Thank you for helping Amalia and giving her son, Vicki, the best possible start in life.


Improving water & sanitation on Tanna Island, Vanuatu

In Tafea province, the only sources of fresh water are springs or streams, well below the villages. Women and children often have to negotiate steep ravines several times a day to collect water for their households.

Thanks to your support, UNICEF and partners have been working with local communities to help provide clean, safe drinking water and improve public health by implementing hygiene and sanitation programs to improve personal hygiene to reduce diarrhoeal and infectious diseases. We’ve also been installing and maintaining specially designed water pumps in 31 communities in Tafea Province.

In Madeleine’s village, Laounaoula, the main water source was in a deep ravine, a one hour return walk from her home. Many hours were spent collecting the water they needed every day for cooking, drinking and washing dishes. “Many experts had visited our village over the years to give advice on improving our water supply, but they all said 'impossible'. There was no solution, especially as we had no power.”

“So you can imagine what it was like the day our water pump was turned on for the first time. I was so excited, shouting and waving my arms, other women and children were crying … sobbing, realizing that we didn't have to walk down that steep ravine to collect water in heavy containers again. It has changed our lives forever, and has made such a big difference for our families.”

The water pumps have been specially designed to withstand the harsh conditions on the island and use the kinetic energy of a stream to pump a small percentage of the flow up the pipe to the village, without the need for fuel.
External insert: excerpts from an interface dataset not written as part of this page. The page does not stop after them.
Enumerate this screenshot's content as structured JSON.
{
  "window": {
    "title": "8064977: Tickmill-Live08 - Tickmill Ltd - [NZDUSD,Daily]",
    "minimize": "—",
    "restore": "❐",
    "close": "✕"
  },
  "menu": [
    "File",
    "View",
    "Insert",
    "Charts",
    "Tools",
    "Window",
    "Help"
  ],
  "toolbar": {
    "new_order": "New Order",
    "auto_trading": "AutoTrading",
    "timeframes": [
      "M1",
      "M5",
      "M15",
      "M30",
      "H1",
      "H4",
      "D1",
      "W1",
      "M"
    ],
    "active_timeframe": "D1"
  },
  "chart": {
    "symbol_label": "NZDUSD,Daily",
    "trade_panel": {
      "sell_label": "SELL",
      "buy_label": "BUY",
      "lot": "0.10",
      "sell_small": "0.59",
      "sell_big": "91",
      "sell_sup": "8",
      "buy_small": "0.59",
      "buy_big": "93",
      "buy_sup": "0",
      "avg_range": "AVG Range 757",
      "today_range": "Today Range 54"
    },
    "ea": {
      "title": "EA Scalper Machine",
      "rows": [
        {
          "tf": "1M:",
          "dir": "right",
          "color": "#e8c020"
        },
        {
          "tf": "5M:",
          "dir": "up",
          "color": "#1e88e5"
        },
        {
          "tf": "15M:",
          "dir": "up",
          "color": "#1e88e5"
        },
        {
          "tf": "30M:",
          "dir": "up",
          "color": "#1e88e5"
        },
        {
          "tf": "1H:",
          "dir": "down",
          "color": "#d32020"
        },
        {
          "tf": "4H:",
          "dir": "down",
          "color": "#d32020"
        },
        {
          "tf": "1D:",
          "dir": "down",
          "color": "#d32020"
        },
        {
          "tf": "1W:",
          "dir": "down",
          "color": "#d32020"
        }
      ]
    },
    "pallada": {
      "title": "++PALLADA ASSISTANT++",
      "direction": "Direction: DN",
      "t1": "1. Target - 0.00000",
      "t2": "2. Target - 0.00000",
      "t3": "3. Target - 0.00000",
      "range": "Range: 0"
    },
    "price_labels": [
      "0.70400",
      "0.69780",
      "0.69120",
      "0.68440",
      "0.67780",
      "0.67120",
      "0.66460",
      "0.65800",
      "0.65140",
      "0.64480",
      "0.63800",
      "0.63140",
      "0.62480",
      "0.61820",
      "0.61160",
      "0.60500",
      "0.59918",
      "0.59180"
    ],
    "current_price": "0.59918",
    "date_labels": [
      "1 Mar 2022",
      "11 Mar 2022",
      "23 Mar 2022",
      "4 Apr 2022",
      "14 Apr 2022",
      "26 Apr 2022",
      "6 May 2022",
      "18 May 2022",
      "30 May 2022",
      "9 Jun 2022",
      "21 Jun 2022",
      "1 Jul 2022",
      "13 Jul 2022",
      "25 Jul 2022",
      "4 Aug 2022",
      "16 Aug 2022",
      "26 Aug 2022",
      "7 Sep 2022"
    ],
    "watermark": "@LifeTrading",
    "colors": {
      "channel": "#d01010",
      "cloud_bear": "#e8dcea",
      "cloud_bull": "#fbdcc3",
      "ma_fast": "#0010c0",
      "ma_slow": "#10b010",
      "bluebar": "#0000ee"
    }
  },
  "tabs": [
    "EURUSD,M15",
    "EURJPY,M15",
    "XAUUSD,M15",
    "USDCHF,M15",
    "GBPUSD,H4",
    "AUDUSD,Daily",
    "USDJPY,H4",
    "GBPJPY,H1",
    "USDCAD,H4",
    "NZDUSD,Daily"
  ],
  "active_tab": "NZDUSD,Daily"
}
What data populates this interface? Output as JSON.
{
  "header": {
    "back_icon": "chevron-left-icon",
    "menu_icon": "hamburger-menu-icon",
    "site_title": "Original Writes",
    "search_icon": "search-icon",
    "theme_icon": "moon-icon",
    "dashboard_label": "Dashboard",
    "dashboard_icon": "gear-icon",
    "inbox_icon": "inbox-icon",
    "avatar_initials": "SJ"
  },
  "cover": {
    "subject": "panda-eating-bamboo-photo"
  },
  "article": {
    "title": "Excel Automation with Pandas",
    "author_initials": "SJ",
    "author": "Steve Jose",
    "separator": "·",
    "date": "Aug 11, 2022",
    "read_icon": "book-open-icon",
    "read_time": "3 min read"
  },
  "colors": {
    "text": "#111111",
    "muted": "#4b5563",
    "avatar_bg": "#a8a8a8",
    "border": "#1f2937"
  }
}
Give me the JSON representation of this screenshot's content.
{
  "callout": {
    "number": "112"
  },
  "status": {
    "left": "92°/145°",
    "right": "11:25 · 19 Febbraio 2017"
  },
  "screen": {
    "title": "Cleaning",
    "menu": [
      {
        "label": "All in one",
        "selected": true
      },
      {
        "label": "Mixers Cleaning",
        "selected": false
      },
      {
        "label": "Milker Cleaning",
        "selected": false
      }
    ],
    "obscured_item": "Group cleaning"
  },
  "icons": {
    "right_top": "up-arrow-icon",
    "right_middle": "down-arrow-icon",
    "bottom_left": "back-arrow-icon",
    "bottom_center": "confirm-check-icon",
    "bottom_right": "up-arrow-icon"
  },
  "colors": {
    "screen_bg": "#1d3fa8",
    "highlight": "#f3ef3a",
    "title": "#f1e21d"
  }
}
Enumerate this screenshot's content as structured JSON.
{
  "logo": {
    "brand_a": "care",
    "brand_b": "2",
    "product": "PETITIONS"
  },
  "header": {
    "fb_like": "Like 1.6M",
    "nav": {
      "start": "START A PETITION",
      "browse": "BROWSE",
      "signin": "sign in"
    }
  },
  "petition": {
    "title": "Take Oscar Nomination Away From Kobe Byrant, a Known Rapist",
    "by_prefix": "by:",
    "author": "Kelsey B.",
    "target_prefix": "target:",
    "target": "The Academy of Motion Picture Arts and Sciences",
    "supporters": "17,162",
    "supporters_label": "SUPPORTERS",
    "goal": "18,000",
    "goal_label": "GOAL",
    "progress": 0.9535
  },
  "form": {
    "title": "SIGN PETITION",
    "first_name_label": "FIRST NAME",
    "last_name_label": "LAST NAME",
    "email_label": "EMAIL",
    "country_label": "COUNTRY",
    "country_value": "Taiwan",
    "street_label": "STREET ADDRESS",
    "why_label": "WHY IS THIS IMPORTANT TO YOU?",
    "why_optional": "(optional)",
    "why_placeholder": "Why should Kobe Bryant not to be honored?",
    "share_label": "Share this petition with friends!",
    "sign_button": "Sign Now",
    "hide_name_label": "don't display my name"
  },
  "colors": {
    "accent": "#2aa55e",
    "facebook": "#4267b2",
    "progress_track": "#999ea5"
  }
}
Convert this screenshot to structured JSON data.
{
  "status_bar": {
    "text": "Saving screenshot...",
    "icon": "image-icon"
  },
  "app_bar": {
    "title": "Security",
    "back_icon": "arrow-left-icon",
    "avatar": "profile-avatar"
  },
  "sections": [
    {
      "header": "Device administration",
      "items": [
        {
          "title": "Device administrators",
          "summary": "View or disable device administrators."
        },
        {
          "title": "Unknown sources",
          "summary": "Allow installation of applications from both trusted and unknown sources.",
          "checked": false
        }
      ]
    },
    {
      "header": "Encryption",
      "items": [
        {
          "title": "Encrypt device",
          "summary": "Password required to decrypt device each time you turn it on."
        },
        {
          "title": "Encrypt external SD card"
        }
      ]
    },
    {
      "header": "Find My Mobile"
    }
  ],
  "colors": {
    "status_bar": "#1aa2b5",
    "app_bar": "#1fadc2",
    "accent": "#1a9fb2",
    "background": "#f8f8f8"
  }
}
Communities receive training in how to operate and maintain the pumps and part of the project involves the creation of small businesses specializing in the installation and maintenance of the pumps.